It’s been a week and a half since 6-year-old Ariana “Jade” Romeo was found dead in a Rio Rancho home, with evidence suggesting she had been sexually assaulted and killed. Detectives and prosecutors say they are not ready to charge anyone.

Barbara Romo, deputy district attorney for the 13th Judicial District Attorney’s Office, said she has two prosecutors working closely with Rio Rancho Police Department detectives as they examine evidence and interview the people who were in the home the morning of Aug. 11, when Ariana was found dead.

Ariana “Jade” Romeo, 6 (Courtesy of Ramona Tanner)

“I think at any given time there were as many as seven people in the house,” Romo said.

Police have said the little girl and her mother had not been living at the home in the 200 block of Moonstone NE, near Northern and N.M. 528, for very long and their relationship to the homeowners is unclear.

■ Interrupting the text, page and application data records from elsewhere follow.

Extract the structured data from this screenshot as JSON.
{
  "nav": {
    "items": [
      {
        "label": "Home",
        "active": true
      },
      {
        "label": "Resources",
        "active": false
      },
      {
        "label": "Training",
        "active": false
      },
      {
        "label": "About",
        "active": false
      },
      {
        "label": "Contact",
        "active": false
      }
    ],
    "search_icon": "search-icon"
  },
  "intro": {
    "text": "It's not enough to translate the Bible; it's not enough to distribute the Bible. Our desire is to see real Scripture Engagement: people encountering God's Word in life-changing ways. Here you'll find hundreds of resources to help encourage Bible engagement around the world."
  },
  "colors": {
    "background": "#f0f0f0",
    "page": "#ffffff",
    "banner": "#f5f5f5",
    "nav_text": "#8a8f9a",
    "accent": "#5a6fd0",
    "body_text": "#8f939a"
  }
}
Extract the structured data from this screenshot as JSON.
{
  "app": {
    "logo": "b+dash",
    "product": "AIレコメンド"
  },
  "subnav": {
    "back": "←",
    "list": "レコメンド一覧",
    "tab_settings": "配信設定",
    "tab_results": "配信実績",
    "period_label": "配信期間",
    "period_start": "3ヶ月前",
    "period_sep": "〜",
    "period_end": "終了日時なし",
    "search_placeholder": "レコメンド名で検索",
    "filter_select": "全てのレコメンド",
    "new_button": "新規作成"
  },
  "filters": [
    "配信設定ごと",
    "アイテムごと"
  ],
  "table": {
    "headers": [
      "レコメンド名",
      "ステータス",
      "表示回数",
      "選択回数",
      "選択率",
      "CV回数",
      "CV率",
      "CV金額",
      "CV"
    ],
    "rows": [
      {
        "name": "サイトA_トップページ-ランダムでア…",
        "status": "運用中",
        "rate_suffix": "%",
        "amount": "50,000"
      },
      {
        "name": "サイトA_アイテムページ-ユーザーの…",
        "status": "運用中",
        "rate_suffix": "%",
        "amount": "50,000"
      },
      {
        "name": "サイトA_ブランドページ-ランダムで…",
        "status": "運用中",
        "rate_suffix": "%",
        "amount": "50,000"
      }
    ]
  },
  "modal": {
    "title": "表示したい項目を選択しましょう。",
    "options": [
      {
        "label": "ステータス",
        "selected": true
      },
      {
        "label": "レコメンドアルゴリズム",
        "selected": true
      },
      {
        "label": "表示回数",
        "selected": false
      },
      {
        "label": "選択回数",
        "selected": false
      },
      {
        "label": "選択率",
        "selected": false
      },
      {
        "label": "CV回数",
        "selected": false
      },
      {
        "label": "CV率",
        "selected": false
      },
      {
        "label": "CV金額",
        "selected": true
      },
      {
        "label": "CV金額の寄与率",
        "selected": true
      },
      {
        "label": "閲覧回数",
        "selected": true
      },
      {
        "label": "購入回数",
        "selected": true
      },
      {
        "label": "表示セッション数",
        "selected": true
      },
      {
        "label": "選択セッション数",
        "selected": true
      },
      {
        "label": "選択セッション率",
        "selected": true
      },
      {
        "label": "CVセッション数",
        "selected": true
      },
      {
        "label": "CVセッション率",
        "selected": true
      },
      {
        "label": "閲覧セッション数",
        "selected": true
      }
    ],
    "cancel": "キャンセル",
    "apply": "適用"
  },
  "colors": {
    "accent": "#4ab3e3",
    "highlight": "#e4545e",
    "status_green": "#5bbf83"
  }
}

Ariana’s mother was at the scene when officers arrived and has been interviewed. RRPD spokesman Capt. Ron Vigil said detectives have not identified a suspect in the case.

“I know it takes its toll not only on victims’ family and the community, but also on officers who are working diligently on the case,” Vigil said. “But we’re still working on this investigation.”

A search warrant inventory lists children’s clothing, bedding, sex toys, electronics and rope found in the home but does not say if police found a potential murder weapon. Detectives are waiting for the Office of the Medical Investigator to determine how Ariana was killed, if drugs or alcohol were in her system and if DNA evidence is on her body.

Romo pointed to the small size of the police department – it is budgeted for 135 officers – and a busy past month as another factor affecting the investigation.

“It’s a tedious process; there’s a lot to do,” she said. “I’m not trying to make excuses for them, but they are a very small force and they have a lot on their plate right now.”

The investigation into 10-year-old Victoria Martens’ death in Albuquerque two years ago proceeded much more quickly. In that case, police and prosecutors charged three suspects, including Victoria’s mother, less than 24 hours after the girl was discovered to have been raped and killed.

However, much of the case fell apart after additional evidence was discovered. Only one of the suspects is still charged with murder.

In response to questions about whether lessons learned in the Albuquerque case had any bearing on the Rio Rancho case, Romo said she thinks their investigators aren’t treating Ariana’s death any differently than any other case involving a child.

“We have a set protocol of certain things we expect them to do before we have enough information to make a charging decision,” Romo said. “Certainly, we don’t want the same thing to happen to any of our cases, and this one especially, that happened in the Victoria Martens case.”